First of all, it is very difficult to know how second preferences will switch. From my telephone canvassing there is some rather interesting voting going on, but I don't accept that Tom’s analysis is correct. I have certainly picked up growing support for Yvette in recent weeks.

In fact you can argue the reverse of Tom’s analysis is true – Andy has moved further away from the centre and, as a result, his pitch to those like Tom who are supporting Liz first is now narrower. As a result, Yvette is more likely to pick up those second preferences.

Stats from the Yvette For Labour team show Yvette picking up the majority of second preferences from all candidates – from the Progress wing supporting Liz to the softer left fans of Jeremy – and Andy's supporters too. Their figures show many undecideds opting for Yvette as their first preference, as well as others choosing to switch their first preference to Yvette from one of the other candidates. It's for this reason I still believe only Yvette has the breadth of support to beat Jeremy and then to go on to win in 2020.
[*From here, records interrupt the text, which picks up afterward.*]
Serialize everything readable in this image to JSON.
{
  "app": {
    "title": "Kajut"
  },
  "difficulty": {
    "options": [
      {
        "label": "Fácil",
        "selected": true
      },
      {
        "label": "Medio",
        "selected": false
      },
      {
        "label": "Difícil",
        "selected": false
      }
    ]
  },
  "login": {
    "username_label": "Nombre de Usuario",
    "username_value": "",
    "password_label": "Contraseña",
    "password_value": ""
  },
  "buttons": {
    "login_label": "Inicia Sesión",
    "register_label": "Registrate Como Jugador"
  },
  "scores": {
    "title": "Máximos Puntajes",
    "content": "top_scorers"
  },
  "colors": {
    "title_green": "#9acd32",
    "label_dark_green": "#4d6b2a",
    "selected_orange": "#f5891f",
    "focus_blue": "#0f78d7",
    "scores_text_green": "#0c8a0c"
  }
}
It's interesting that Andy has not been willing to make it clear that second preferences should go to Yvette or Liz. Yvette has been very clear that she would encourage second preferences to be for Andy or Liz.

Having watched Andy on Sky's Murnaghan show this morning, he categorically states that Labour will not get beyond first base with the electorate at a general election if we are not economically credible and that fundamentally Jeremy's economic plans do not add up. So, I am unsure why Andy is so unwilling to be clear on second preferences.

All the recent polling suggests Andy is losing more votes than anyone else to Jeremy. He trails fourth in London – where a huge proportion of our electorate is based.

So I would urge Tom to reflect more widely on who is best placed to provide the strongest opposition to the Tories, appeal to the widest group of voters and reach out to the communities we need to win back. I believe that this has to be Yvette.

The Newsnight focus group a few days ago showed that Yvette is best placed to win back those former Labour voters we will need in 2020.

Labour will pay a massive price if we ignore this.

Diana Johnson is the Labour MP for Hull North.